ISO: Are you going to do anything with “The Proposition,” the film written by musician Nick Cave, in May?
HR: Yeah, I want to review it. I have not yet seen it, but people I know have and tell me I have to see it. I know he’s on the soundtrack with the Dirty Three people. I have not heard one bad thing about it yet, and I am so happy Nick is making this move.
ISO:And what books are you working on?

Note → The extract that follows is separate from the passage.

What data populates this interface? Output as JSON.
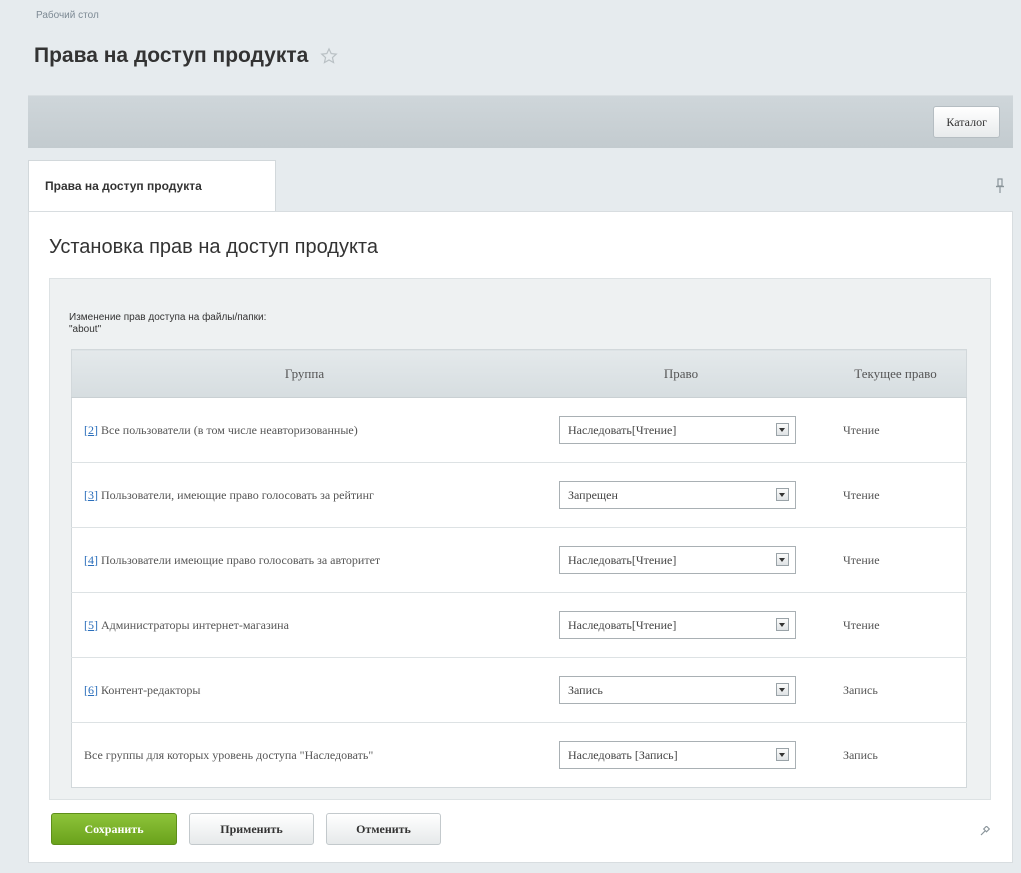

HR: I released two last year, so it might take me a while to catch my breath. I’m working on a follow-up to a book I did last year called “Romanitarian” and I did a book last year called “Fanatic,” which is the notes from my radio show. The retail comes out with 32 extra pages of flyers, cool repros and rare shit. Every week I do the radio show, and I’m working on a travel book about my trans-Siberian express trip I just took across Russia, and my USO trips to the Army and Navy hospitals which have been very hardcore, eye-opening, pretty awful experiences to see guys [your age,] and arguably on paper I could be your dad…legs gone, faces gone, arms gone. It is the hardest damn day of my life. What are you going to do? You can’t put the leg on [for them.] And these guys are so brave, they’re like, “don’t worry sir, I’ll be all right.” You’re like, “yeah, man. Sure. Nice colostomy bag.” It’s just brutal. There’s a guy with 60 percent of his brain gone in a diaper with a photo of him and me in Bagdad on his wall. And you go back to your hotel room that night, and what do you do with it all? All three are kind of medium-to-long rang projects that I’m working on.